    Edge and IE11 polyfills

    If you want your custom elements to be able to work on older browser, you should add the applyPolyfills() that surrond the defineCustomElements() function.

    import { applyPolyfills, defineCustomElements } from 'bulmil/dist/loader';
    ...
    applyPolyfills().then(() => {
      defineCustomElements(window)
    })
     

    Accessing components using ViewChild and ViewChildren

    Once included, components could be referenced in your code using ViewChild and ViewChildren as in the following example:

    import { Component, ElementRef, ViewChild } from '@angular/core';
     
    import 'bulmil/dist';
     
    @Component({
      selector: 'app-home',
      template: `
        <bm-button #button></bm-button>
      `,
      styleUrls: ['./home.component.scss'],
    })
    export class HomeComponent {
      @ViewChild('button') buttonComponent: ElementRef<HTMLBulmilComponentElement>;
     
      async onAction() {
        await this.buttonComponent.nativeElement.componentMethod();
      }
    }

    Ember

    Working with Stencil components in Ember is really easy thanks to the ember-cli-stencil addon. It handles:

    • Importing the required files into your vendor.js
    • Copying the component definitions into your assets directory
    • Optionally generating a wrapper component for improved compatibility with older Ember versions

    Start off by installing the Ember addon

    ember install ember-cli-stencil

    Now, when you build your application, Stencil collections in your dependencies will automatically be discovered and pulled into your application. You can just start using the custom elements in your hbs files with no further work needed.
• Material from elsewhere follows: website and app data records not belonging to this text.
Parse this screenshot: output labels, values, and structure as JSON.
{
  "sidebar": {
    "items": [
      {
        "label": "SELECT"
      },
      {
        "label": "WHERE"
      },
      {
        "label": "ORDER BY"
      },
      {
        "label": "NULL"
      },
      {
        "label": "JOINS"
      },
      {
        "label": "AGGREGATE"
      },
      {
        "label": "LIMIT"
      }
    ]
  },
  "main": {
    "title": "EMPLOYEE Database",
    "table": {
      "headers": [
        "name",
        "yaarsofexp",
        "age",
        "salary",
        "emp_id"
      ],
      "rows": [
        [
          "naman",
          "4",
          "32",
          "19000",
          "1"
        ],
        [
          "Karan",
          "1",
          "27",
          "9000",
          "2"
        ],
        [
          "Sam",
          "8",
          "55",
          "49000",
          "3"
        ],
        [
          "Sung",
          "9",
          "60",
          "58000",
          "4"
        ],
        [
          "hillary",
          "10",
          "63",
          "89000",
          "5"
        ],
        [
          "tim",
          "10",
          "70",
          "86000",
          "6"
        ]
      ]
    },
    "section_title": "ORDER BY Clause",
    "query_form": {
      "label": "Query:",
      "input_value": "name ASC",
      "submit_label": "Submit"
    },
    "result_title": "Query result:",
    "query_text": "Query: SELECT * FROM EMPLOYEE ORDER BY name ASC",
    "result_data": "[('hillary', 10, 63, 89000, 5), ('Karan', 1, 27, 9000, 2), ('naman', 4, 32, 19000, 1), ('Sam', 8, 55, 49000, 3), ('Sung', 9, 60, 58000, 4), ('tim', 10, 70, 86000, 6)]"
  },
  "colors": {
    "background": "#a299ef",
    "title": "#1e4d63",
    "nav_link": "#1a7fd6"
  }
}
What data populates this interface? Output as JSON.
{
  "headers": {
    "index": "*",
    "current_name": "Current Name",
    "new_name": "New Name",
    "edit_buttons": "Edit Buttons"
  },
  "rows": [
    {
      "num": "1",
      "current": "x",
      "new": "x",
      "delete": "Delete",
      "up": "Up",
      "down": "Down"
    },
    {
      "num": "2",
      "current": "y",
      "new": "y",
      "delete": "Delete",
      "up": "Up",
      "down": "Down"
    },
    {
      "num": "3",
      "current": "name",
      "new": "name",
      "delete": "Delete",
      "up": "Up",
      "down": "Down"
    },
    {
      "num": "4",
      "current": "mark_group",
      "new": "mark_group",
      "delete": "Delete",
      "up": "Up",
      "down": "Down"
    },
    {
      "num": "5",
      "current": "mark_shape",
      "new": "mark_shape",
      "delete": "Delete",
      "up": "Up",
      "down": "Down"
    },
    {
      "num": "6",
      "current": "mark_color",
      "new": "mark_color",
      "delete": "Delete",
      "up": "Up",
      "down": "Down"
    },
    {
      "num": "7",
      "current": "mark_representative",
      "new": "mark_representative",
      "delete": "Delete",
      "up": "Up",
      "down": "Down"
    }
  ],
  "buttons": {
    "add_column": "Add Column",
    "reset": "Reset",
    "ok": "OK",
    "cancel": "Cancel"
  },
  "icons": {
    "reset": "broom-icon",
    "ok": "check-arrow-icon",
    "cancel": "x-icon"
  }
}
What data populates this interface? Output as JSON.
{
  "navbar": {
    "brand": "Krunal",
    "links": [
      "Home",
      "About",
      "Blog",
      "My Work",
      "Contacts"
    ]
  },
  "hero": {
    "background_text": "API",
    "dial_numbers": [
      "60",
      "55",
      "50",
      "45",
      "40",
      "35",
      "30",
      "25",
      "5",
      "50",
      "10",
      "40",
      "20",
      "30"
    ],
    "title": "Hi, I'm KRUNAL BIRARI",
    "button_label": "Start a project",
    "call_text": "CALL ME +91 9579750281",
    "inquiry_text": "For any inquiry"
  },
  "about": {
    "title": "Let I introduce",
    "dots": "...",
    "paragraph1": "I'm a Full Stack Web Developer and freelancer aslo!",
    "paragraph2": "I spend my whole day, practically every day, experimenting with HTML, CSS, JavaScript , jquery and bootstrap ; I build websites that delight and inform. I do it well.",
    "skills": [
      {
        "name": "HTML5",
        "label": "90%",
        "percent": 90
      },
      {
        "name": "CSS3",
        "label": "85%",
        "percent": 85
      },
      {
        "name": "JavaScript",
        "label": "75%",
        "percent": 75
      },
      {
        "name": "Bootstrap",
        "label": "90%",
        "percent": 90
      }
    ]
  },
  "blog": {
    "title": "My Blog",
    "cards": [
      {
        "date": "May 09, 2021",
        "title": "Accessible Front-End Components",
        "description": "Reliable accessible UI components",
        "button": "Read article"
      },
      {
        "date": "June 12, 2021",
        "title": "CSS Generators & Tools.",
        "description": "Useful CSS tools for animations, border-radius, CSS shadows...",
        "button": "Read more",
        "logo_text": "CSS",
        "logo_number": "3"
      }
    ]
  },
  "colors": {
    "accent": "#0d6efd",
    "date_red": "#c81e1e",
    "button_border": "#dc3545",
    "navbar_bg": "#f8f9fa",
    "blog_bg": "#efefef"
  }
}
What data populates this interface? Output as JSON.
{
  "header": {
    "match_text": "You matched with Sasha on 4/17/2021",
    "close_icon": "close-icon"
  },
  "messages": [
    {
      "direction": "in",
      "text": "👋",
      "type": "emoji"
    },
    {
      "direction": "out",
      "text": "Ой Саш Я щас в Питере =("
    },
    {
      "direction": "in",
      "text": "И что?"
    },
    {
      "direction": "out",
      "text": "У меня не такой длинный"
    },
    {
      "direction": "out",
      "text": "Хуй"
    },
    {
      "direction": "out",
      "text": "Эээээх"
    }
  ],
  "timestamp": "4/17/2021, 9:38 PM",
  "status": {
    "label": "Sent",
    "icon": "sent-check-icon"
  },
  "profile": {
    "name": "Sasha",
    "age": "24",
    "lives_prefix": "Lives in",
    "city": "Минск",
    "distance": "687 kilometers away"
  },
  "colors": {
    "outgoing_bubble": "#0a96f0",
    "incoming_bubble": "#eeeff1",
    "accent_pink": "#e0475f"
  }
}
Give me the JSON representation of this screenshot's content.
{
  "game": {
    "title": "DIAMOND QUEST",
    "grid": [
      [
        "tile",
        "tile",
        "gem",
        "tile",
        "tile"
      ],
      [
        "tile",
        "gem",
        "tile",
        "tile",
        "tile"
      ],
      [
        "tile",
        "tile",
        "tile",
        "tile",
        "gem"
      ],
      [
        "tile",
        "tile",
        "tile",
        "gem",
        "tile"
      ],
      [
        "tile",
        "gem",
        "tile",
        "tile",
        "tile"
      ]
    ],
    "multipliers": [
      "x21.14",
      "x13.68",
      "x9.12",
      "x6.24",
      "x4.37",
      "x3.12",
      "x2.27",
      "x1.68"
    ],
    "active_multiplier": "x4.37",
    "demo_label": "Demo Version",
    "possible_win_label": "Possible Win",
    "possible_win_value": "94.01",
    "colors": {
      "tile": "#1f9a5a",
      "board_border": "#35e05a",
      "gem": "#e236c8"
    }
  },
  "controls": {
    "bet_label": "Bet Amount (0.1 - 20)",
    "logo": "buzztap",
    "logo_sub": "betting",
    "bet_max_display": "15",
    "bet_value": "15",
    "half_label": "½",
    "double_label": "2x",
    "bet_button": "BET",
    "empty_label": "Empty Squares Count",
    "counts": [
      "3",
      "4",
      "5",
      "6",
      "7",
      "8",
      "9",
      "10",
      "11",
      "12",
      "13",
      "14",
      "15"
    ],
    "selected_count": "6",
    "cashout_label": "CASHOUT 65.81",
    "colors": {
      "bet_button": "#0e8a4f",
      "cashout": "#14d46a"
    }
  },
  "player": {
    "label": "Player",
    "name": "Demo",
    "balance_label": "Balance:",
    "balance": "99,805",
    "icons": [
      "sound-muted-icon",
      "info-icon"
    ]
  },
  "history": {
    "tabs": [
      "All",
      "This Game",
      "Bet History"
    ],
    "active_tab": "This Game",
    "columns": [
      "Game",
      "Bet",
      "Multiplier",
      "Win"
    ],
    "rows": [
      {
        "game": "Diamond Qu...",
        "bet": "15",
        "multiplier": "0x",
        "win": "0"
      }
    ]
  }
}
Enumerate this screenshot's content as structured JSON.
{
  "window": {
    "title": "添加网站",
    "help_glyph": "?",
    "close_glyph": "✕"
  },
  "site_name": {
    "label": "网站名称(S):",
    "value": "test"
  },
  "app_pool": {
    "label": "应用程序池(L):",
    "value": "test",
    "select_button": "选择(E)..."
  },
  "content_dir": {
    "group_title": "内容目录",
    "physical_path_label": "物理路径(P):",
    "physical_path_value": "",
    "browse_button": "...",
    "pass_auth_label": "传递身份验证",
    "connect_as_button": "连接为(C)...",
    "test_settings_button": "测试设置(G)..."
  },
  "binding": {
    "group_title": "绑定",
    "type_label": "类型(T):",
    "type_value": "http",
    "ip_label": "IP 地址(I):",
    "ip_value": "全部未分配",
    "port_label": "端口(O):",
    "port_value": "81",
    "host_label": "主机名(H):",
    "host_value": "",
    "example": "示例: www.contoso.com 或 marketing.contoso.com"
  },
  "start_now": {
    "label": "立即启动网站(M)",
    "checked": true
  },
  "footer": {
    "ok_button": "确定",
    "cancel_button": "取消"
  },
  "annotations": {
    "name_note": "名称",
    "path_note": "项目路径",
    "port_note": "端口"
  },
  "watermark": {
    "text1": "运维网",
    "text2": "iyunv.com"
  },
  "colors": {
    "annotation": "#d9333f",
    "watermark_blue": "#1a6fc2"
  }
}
For more information, check out the ember-cli-stencil documentation.


    Development

    1. Clone this repository
    2. Install dependencies using yarn install or npm install
    3. Start development server using yarn storybook or npm run storybook

    📑 License

    MIT License

    Install

    npm i bulmil@0.7.2

    Version

    0.7.2

    License

    MIT

    Unpacked Size

    4.91 MB

    Total Files

    495

    Last publish

    Collaborators

    • gomah